● **What this task involves**:
Would you output each record exactly as it stands?

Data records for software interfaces
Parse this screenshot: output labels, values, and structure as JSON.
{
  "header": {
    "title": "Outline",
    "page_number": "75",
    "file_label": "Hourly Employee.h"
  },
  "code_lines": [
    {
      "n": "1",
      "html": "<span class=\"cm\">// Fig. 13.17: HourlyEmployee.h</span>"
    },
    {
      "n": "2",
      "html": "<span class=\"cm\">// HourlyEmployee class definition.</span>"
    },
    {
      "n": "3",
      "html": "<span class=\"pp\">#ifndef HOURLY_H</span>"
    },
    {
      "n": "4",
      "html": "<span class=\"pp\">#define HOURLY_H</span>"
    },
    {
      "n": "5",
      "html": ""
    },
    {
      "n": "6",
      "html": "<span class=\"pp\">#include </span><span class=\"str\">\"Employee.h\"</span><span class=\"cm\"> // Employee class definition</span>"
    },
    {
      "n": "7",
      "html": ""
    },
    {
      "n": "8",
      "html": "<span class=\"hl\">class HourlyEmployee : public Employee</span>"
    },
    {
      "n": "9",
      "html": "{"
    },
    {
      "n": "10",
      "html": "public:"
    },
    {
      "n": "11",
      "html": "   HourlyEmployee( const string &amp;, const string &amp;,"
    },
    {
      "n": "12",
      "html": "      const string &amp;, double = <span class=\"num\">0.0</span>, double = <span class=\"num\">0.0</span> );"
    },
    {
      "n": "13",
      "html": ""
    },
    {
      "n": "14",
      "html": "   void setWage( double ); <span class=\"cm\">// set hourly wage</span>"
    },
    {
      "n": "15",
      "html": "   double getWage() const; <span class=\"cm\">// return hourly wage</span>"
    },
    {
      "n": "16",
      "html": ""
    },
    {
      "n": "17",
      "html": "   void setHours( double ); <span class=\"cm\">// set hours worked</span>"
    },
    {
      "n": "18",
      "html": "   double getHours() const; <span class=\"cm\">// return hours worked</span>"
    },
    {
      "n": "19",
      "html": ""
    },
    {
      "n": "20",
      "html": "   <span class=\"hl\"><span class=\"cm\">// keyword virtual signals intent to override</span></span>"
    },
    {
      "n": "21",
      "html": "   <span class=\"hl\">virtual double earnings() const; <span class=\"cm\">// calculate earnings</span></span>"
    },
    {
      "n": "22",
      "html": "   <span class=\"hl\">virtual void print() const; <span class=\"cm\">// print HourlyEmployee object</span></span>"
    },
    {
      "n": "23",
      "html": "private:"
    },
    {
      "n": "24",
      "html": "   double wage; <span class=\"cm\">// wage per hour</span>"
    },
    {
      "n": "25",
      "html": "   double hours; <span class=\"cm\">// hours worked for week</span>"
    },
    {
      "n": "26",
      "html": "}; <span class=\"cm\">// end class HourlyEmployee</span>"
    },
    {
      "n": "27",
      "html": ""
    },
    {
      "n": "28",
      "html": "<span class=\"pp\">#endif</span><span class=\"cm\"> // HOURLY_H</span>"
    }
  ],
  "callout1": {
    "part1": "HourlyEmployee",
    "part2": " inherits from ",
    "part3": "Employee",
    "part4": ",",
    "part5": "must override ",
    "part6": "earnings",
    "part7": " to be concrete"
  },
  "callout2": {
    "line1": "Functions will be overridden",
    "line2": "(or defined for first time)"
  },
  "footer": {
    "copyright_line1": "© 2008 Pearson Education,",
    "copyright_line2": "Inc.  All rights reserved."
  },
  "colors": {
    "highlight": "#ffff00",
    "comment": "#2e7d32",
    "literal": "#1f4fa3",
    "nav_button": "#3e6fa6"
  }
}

● **Exercise output**:
Parse this screenshot: output labels, values, and structure as JSON.
{
  "header": {
    "title": "Outline",
    "page_number": "75",
    "file_label": "Hourly Employee.h"
  },
  "code_lines": [
    {
      "n": "1",
      "html": "<span class=\"cm\">// Fig. 13.17: HourlyEmployee.h</span>"
    },
    {
      "n": "2",
      "html": "<span class=\"cm\">// HourlyEmployee class definition.</span>"
    },
    {
      "n": "3",
      "html": "<span class=\"pp\">#ifndef HOURLY_H</span>"
    },
    {
      "n": "4",
      "html": "<span class=\"pp\">#define HOURLY_H</span>"
    },
    {
      "n": "5",
      "html": ""
    },
    {
      "n": "6",
      "html": "<span class=\"pp\">#include </span><span class=\"str\">\"Employee.h\"</span><span class=\"cm\"> // Employee class definition</span>"
    },
    {
      "n": "7",
      "html": ""
    },
    {
      "n": "8",
      "html": "<span class=\"hl\">class HourlyEmployee : public Employee</span>"
    },
    {
      "n": "9",
      "html": "{"
    },
    {
      "n": "10",
      "html": "public:"
    },
    {
      "n": "11",
      "html": "   HourlyEmployee( const string &amp;, const string &amp;,"
    },
    {
      "n": "12",
      "html": "      const string &amp;, double = <span class=\"num\">0.0</span>, double = <span class=\"num\">0.0</span> );"
    },
    {
      "n": "13",
      "html": ""
    },
    {
      "n": "14",
      "html": "   void setWage( double ); <span class=\"cm\">// set hourly wage</span>"
    },
    {
      "n": "15",
      "html": "   double getWage() const; <span class=\"cm\">// return hourly wage</span>"
    },
    {
      "n": "16",
      "html": ""
    },
    {
      "n": "17",
      "html": "   void setHours( double ); <span class=\"cm\">// set hours worked</span>"
    },
    {
      "n": "18",
      "html": "   double getHours() const; <span class=\"cm\">// return hours worked</span>"
    },
    {
      "n": "19",
      "html": ""
    },
    {
      "n": "20",
      "html": "   <span class=\"hl\"><span class=\"cm\">// keyword virtual signals intent to override</span></span>"
    },
    {
      "n": "21",
      "html": "   <span class=\"hl\">virtual double earnings() const; <span class=\"cm\">// calculate earnings</span></span>"
    },
    {
      "n": "22",
      "html": "   <span class=\"hl\">virtual void print() const; <span class=\"cm\">// print HourlyEmployee object</span></span>"
    },
    {
      "n": "23",
      "html": "private:"
    },
    {
      "n": "24",
      "html": "   double wage; <span class=\"cm\">// wage per hour</span>"
    },
    {
      "n": "25",
      "html": "   double hours; <span class=\"cm\">// hours worked for week</span>"
    },
    {
      "n": "26",
      "html": "}; <span class=\"cm\">// end class HourlyEmployee</span>"
    },
    {
      "n": "27",
      "html": ""
    },
    {
      "n": "28",
      "html": "<span class=\"pp\">#endif</span><span class=\"cm\"> // HOURLY_H</span>"
    }
  ],
  "callout1": {
    "part1": "HourlyEmployee",
    "part2": " inherits from ",
    "part3": "Employee",
    "part4": ",",
    "part5": "must override ",
    "part6": "earnings",
    "part7": " to be concrete"
  },
  "callout2": {
    "line1": "Functions will be overridden",
    "line2": "(or defined for first time)"
  },
  "footer": {
    "copyright_line1": "© 2008 Pearson Education,",
    "copyright_line2": "Inc.  All rights reserved."
  },
  "colors": {
    "highlight": "#ffff00",
    "comment": "#2e7d32",
    "literal": "#1f4fa3",
    "nav_button": "#3e6fa6"
  }
}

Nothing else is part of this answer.